This document is bridge between the Constitutional protection of one's
access to the common law, and the Magna Carta. The modern value of the
following is that it links the Magna Carta to the Common Law. The U.S.
Constitution guarantees one's access to the Common Law, i.e. the Magna Carta.
See the next to last line of the first paragraph.
EDWARD, by the grace of God, King of England,
Lord of Ireland, and Duke of Guian, to
all those that these present letters shall hear or see, greeting. Know ye that
we, to the honour of God and of Holy Church, and to the profit of our realm,
have granted for us and our heirs, that the Charter of liberties, and the
Charter of the forest, which were made
by common assent of all the realm, in the time of King HENRY our father, shall

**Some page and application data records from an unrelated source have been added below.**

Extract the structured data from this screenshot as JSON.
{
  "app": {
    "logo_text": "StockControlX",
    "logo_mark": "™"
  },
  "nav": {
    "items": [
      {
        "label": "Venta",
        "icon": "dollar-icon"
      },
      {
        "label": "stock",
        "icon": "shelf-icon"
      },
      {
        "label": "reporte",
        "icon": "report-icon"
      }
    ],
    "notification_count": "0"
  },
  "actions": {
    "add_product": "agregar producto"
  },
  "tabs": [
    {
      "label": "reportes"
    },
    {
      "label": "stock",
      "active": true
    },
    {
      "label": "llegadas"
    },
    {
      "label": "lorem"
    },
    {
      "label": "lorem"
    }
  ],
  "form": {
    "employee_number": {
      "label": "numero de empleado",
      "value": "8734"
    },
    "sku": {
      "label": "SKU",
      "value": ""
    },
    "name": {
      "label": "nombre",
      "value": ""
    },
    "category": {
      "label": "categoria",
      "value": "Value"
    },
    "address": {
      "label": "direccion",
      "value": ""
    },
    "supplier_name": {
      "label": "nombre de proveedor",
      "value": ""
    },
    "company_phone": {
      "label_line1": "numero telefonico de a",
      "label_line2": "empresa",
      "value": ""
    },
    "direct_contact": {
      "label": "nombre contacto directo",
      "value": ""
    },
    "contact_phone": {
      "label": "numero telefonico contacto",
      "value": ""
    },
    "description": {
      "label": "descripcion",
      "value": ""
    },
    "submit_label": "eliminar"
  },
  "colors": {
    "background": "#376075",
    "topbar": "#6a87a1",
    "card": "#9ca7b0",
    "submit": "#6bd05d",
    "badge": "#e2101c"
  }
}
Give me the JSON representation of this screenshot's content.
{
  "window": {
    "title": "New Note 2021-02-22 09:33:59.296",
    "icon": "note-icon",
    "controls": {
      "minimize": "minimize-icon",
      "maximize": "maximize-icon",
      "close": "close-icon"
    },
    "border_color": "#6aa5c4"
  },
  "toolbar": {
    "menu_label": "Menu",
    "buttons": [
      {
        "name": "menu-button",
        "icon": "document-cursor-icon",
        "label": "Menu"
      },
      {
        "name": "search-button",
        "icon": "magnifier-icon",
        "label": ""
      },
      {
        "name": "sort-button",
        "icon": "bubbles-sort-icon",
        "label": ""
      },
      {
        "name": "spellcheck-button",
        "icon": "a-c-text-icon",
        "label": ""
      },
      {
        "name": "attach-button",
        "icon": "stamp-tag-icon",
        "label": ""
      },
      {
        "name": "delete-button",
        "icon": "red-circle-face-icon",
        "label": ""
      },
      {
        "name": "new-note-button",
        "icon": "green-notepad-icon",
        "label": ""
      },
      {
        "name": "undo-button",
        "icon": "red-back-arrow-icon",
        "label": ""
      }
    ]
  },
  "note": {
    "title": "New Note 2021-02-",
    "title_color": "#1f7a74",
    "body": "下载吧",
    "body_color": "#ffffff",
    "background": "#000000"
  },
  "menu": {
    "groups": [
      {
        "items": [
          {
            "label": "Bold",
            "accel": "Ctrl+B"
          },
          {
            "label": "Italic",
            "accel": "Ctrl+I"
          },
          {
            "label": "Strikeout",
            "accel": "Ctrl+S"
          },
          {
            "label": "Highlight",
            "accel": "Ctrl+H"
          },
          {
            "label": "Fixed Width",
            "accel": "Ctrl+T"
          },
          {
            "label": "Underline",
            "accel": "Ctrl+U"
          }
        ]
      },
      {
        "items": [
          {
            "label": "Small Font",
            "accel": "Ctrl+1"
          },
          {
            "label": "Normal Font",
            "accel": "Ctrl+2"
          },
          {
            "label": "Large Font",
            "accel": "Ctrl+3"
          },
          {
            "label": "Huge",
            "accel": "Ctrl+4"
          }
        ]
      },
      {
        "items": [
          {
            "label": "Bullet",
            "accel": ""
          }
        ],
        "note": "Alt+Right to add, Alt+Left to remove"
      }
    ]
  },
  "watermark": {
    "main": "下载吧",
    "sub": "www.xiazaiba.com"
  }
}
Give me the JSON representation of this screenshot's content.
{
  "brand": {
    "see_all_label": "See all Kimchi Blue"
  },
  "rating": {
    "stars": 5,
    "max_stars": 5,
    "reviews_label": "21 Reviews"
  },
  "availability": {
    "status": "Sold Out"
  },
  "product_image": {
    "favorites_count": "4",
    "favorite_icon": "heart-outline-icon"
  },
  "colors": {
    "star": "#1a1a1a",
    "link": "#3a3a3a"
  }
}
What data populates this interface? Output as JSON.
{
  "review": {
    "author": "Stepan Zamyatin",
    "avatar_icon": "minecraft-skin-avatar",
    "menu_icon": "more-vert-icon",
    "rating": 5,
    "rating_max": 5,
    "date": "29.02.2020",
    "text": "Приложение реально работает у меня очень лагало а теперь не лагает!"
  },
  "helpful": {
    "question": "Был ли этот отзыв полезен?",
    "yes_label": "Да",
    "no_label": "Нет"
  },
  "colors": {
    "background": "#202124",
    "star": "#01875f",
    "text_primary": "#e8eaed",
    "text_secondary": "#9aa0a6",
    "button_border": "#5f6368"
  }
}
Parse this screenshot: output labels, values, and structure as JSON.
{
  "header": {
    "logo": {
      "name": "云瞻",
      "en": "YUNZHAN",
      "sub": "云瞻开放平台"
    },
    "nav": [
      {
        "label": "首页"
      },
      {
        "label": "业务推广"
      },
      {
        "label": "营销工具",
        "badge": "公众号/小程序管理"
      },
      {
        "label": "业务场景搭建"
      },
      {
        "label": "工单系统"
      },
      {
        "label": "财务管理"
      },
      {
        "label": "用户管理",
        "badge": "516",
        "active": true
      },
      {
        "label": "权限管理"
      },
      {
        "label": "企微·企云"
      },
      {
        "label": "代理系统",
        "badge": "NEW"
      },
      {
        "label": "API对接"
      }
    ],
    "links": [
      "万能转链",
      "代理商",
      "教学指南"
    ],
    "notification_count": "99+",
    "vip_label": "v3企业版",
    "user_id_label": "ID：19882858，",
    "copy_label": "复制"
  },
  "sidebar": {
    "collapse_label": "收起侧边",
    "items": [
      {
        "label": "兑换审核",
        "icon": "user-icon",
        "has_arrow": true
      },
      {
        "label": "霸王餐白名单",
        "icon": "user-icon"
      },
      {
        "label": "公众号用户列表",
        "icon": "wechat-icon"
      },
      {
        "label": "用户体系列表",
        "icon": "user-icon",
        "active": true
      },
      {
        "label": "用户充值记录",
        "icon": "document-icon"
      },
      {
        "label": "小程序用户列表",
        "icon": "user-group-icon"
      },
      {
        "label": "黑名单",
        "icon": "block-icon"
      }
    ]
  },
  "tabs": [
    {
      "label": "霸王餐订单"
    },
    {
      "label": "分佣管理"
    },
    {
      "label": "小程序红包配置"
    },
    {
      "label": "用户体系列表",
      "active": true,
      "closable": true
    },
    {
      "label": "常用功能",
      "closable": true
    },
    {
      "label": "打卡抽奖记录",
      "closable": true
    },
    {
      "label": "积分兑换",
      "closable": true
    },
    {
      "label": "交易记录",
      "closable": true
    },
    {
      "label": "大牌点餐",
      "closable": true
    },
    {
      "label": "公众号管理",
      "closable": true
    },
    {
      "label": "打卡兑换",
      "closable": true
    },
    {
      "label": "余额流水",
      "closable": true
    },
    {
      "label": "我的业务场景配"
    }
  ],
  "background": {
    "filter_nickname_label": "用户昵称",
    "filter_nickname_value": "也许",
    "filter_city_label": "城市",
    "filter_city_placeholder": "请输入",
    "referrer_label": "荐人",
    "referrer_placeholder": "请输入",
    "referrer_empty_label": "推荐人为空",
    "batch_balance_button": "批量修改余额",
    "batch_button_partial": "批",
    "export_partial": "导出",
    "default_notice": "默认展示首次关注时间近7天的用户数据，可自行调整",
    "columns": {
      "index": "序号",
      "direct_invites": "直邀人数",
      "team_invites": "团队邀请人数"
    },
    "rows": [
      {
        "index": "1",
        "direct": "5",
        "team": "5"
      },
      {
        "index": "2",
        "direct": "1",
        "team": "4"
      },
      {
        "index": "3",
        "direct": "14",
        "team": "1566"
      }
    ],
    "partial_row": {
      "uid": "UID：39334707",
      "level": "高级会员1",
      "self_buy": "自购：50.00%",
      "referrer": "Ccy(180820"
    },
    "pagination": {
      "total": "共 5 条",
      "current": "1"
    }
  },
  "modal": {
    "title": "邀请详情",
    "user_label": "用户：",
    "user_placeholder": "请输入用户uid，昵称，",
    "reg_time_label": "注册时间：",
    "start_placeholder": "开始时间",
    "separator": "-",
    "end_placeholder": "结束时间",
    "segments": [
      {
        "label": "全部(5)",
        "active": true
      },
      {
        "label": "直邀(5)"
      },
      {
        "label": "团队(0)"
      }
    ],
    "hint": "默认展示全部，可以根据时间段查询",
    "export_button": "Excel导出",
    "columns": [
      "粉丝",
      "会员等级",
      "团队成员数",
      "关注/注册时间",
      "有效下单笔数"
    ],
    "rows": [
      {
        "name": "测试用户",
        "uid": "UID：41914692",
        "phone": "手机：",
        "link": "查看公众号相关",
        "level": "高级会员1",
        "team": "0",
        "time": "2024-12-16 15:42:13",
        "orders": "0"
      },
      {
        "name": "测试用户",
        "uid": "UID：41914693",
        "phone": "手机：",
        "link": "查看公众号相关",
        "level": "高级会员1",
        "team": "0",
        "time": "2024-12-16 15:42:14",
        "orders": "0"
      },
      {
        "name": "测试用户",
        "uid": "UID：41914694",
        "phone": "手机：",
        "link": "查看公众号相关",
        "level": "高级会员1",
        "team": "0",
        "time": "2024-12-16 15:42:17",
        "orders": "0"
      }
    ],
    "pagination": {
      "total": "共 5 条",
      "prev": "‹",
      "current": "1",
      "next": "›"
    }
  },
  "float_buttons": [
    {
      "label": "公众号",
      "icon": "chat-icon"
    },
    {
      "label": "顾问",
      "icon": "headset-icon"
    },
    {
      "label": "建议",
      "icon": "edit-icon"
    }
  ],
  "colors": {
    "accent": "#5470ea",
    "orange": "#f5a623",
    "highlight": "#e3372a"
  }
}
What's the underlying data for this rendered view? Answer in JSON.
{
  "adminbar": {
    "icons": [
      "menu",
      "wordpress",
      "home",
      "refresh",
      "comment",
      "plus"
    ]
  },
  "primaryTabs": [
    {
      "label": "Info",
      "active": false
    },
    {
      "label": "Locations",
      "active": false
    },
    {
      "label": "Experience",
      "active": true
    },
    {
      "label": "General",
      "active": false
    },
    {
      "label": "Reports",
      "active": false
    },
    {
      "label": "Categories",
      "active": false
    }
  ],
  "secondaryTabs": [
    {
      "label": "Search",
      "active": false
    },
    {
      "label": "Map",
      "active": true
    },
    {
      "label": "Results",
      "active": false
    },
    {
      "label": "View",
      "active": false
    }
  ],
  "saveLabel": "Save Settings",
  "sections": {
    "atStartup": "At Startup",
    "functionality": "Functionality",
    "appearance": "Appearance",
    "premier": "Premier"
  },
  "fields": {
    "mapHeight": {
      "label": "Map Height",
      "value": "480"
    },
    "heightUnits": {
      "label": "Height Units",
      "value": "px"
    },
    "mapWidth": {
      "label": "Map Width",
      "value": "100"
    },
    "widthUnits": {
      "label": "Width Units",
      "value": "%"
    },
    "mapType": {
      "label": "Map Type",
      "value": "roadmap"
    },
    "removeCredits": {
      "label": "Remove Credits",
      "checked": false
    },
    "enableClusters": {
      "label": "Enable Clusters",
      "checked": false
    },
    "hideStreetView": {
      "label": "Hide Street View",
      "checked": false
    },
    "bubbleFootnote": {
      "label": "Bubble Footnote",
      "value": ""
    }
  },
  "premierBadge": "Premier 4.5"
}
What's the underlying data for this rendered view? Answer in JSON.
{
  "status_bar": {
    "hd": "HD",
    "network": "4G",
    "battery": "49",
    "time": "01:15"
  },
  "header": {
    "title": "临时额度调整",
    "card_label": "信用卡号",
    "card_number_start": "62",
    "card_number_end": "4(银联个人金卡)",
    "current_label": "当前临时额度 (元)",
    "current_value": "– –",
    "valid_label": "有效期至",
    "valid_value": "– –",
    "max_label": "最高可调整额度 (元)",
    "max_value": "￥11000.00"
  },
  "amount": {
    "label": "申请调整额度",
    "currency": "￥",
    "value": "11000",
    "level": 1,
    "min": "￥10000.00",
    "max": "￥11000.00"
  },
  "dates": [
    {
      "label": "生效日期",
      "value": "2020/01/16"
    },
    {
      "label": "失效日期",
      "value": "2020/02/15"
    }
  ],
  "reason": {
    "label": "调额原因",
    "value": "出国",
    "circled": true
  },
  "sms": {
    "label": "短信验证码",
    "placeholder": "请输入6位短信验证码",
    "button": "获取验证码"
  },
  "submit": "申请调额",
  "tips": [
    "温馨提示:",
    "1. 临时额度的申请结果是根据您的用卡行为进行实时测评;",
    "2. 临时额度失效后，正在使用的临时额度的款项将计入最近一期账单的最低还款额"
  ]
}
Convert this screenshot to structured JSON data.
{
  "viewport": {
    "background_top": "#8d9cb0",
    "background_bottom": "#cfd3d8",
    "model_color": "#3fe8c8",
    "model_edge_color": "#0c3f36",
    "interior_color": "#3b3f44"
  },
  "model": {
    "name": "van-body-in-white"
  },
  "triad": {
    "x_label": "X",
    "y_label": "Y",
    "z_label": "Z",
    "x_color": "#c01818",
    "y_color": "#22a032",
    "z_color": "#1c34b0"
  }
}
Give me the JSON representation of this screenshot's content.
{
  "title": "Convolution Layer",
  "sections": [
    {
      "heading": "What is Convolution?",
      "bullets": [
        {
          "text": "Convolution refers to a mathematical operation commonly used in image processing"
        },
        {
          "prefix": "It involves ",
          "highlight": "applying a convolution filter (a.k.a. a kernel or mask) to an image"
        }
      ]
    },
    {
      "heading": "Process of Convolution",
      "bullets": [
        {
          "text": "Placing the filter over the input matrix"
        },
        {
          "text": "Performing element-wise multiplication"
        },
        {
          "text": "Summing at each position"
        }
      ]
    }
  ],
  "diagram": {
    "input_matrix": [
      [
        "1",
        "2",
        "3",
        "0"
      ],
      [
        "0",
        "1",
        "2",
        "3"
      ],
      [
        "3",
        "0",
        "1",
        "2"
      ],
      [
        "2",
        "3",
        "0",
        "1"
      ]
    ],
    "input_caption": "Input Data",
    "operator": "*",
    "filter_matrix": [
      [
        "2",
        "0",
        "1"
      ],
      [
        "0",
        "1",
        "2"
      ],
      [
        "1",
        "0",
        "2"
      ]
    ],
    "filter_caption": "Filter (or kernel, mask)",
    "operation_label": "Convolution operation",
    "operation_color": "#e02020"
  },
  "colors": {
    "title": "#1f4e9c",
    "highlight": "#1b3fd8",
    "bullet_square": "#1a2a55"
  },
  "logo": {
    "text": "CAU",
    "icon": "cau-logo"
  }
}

be kept in every point without breach. (2) And we will that the same charters
shall be sent under our seal, as well to our justices of the forest, as to
others, and to all sheriffs of shires, and to all our other officers, and to
all our cities throughout the realm, together with our writs, in the which it
shall be contained, that they cause the foresaid charters to be published, and
to declare to the people that we have confirmed them in all points; (3) and
that our justices, sheriffs, mayors, and other ministers, which under us have
the laws of our land to guide, shall allow the said charters pleaded before
them in judgement in all their points, that is to wit, the Great Charter as the
common law[*] and the Charter of the forest,
for the wealth of our realm.
2. AND we will, That if any judgement be given
from henceforth contrary to the points of the charters aforesaid by the
justices, or by any other our ministers that hold plea before them against the
points of the charters, it shall be undone, and holden for nought.
3. AND we will, That the same charters shall
be sent, under our seal, to cathedral churches thoughout our realm, there to
remain, and shall be read before the people two times by the year.
4. AND that all archbishops and bishops shall
pronounce the sentence of excommunication against all those that by word, deed,
or counsel do contrary to the foresaid charters, or that in any point break or
undo them. (2) and that the said curses be twice a year denounced and published
by the prelates aforesaid. (3) And if the said prelates, or any of them, be
remiss in the denunciation of the said sentences, the archbishops of Canterbury
and York for the time being shall compel and distrein them to the execution of
their duties in form aforesaid.
5. AND for so much as divers people of our
realm are in fear that the aids and tasks which they have given to us beforetime towards
our wars and other business, of their own grant and good will (howsoever they
were made) might turn to a bondage to them and their heirs, because they might
be at another time found in the rolls, and likewise for the prises taken
throughout the realm by our ministers: (2) We have granted for us and our
heirs, that we shall not draw such aids, tasks, nor prises into a custom, for
any thing that hath been done heretofore, be it by roll or any other precedent
that may be founden.
6. Moreover we have granted for us and our
heirs, as well to archbishops, bishops, abbots, priors, and other folk of holy
church, as also to earls, barons, and to all the communalty of the land, that
for no business from henceforth we shall take such manner of aids, tasks, nor
prises, but by the common assent of the realm, and for the common profit
thereof, saving the ancient aids, and prises due and accustomed.
7. AND for so much as the more part of the
communalty of the realm find themselves sore grieved with the maletent of
wools, that is to wit, a toll of forty shillings for every sack of wool, and
have made petition to us to release the same; We at their requests have yearly
released it, and have for granted us and our heirs, that we shall not take such
things without their common assent and good will, saving to us and our heirs
the custom of wools, skins, and leather, granted before by the communalty
aforesaid. In witness of which things we have caused these our letters to be
Witness EDWARD our son at London the tenth day of October, the five and
twentieth year of our reign.
 25 Edw. i, c. i. Danby Pickering (ed.), Statutes at
Large (Cambridge, 1726-1807), I, 273-75.
 Aquitaine, the territory in southwestern France.
 The Charter of the Forest was issued in 1217, early in
the reign of Henry III, as a supplement to Magna Carta. It was confirmed by him
in 1225. Some of the provisions omitted in the reissues of Magna Carta which
relate to forest matters appeared in the Charter of the Forest.
 "Aids," "tasks," and
"prises" were forms of taxation.
[*] This reaffirms that the Magna Carta may be pleaded as
the Common Law before a court.
The above is quoted from "Sources of Our Liberties" Edited by
Richard L. Perry, American Bar Foundation; distributed by Associated College
Presses, 32 Washington Place, New York 3, New York.